14:45 – Shane Waltener, artist will talk about his two most recent works commissioned for the symposium at Newstead Abbey. At its core Shane’s work is rooted in ideas of ecology and the reuse and recycling of material. His sculptures and installations, often site responsive and performative, draw inspiration from craft traditions, from needlecraft and sugarcraft to weaving processes and techniques, textiles and basketry. The talk, a tour of the commissioned pieces, will be an opportunity for the artist to share an insight into his practice and the particular context leading him to create these new works, to prompt a conversation about them.
Projects and commissions include Score for the Atlantic Wall, Atlantikewall, Raverijde, Oostende, 2016; Bobbin Dances, Cecil Sharp House London and CC de Ververij, Ronse, 2015; Land of Plenty, De Site, Ghent; Panoramic Pathways, Make Believe, Nottingham Castle Museum and Art Gallery, Nottingham; Drawn to motion, woven in space, stitched over time, Siobhan Davies Studios, London, 2012; Knitted and Looped at the Sydney Design Festival 2011; Love Lace, Powerhouse Museum, Sydney.
15:15 – Beverage Break
15:30 – Janis Jefferies: is an artist, writer and curator and internationally recognised for her curatorial work, publishing and exhibitions of research practice in Europe, Canada, Australia and Eastern Europe. She is one of the original 3 founders of Textile: The Journal of Cloth and Culture in 2002 and with Diana Wood Conroy and Hazel Clark, she edited The Handbook of Textile Culture in 2015. In 2017, her introduction to From Tapestry to Fiber Art: The Lausanne Biennials 1962-1995 was published by Fondation Toms Pauli Lausanne and Skira Editions Milan. She was chief editor for TECHSTYLE Series 2.0: Ariadne’s Thread, Hong Kong: MILL6 Foundation/CHAT and author of Ravelling and Unravelling: Myths of Europe, texts, textiles and political metaphors, for the EU project, Philosophy of Weaving, Nissos Publications in Athens. She exhibited Weaving Europe: Pafos, EU City of Culture at the Othellos-Attikon Cultural Centre, Pafos and Weaving & We, in the 2016 Hangzhou Fiber Art Triennial, China.

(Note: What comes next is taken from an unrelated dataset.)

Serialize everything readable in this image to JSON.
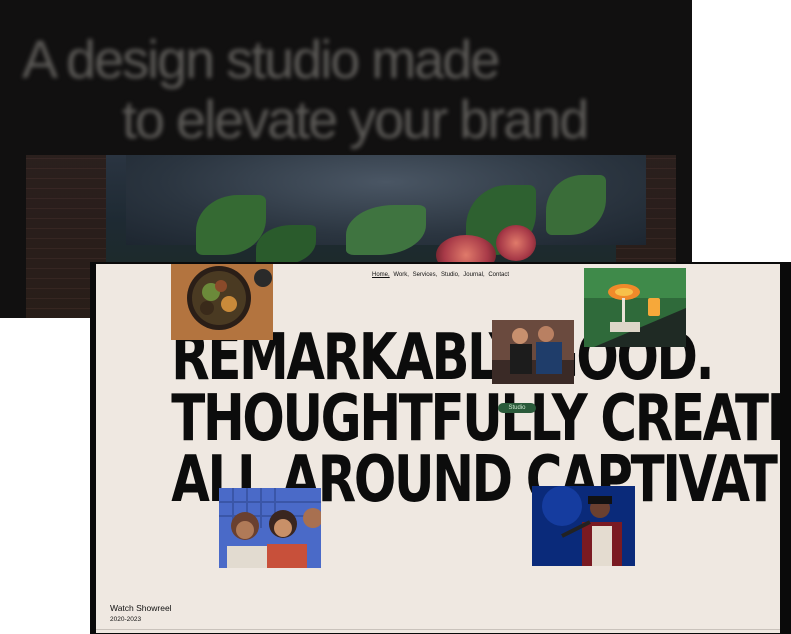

Janis will share her reflections on the Lace Unravelled symposium and chair the final panel discussion.
16:30 – End
* Parking at Newstead Abbey will be free for Friday 16 March to those with a Lace Unravelled ticket, alternatively we will be providing a free bus service picking up from Mount Street Bus Bays outside the Grosvenor Casino at 8:45 and dropping back off at Mount Street Bus Bays at 16:45.